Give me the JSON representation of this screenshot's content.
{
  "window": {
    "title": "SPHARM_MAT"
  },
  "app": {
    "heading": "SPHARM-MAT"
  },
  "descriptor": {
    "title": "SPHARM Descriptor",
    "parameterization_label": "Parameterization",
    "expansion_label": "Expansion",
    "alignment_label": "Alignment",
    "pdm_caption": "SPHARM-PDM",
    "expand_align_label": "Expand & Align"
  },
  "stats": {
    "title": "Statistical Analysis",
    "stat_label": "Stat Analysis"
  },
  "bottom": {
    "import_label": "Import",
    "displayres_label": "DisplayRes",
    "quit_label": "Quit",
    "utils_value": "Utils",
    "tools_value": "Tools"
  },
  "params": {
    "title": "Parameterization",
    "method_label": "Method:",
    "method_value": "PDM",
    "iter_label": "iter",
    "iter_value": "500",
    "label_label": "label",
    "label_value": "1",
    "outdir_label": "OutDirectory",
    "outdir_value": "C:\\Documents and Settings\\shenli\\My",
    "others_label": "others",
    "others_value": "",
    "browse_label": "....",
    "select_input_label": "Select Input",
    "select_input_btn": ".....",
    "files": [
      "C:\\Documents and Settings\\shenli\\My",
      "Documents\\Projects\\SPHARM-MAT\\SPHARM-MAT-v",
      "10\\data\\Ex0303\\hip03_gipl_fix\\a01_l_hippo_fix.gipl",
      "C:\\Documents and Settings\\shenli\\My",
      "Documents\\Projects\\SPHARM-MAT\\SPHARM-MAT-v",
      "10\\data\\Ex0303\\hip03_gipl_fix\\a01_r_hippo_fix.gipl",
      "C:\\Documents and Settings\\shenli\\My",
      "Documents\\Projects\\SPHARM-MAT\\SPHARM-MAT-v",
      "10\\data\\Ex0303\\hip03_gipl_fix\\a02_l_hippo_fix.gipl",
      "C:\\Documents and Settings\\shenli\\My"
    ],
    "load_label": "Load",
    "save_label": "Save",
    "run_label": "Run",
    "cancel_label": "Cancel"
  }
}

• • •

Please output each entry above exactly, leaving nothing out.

Give me the JSON representation of this screenshot's content.
{
  "window": {
    "title": "SPHARM_MAT"
  },
  "app": {
    "heading": "SPHARM-MAT"
  },
  "descriptor": {
    "title": "SPHARM Descriptor",
    "parameterization_label": "Parameterization",
    "expansion_label": "Expansion",
    "alignment_label": "Alignment",
    "pdm_caption": "SPHARM-PDM",
    "expand_align_label": "Expand & Align"
  },
  "stats": {
    "title": "Statistical Analysis",
    "stat_label": "Stat Analysis"
  },
  "bottom": {
    "import_label": "Import",
    "displayres_label": "DisplayRes",
    "quit_label": "Quit",
    "utils_value": "Utils",
    "tools_value": "Tools"
  },
  "params": {
    "title": "Parameterization",
    "method_label": "Method:",
    "method_value": "PDM",
    "iter_label": "iter",
    "iter_value": "500",
    "label_label": "label",
    "label_value": "1",
    "outdir_label": "OutDirectory",
    "outdir_value": "C:\\Documents and Settings\\shenli\\My",
    "others_label": "others",
    "others_value": "",
    "browse_label": "....",
    "select_input_label": "Select Input",
    "select_input_btn": ".....",
    "files": [
      "C:\\Documents and Settings\\shenli\\My",
      "Documents\\Projects\\SPHARM-MAT\\SPHARM-MAT-v",
      "10\\data\\Ex0303\\hip03_gipl_fix\\a01_l_hippo_fix.gipl",
      "C:\\Documents and Settings\\shenli\\My",
      "Documents\\Projects\\SPHARM-MAT\\SPHARM-MAT-v",
      "10\\data\\Ex0303\\hip03_gipl_fix\\a01_r_hippo_fix.gipl",
      "C:\\Documents and Settings\\shenli\\My",
      "Documents\\Projects\\SPHARM-MAT\\SPHARM-MAT-v",
      "10\\data\\Ex0303\\hip03_gipl_fix\\a02_l_hippo_fix.gipl",
      "C:\\Documents and Settings\\shenli\\My"
    ],
    "load_label": "Load",
    "save_label": "Save",
    "run_label": "Run",
    "cancel_label": "Cancel"
  }
}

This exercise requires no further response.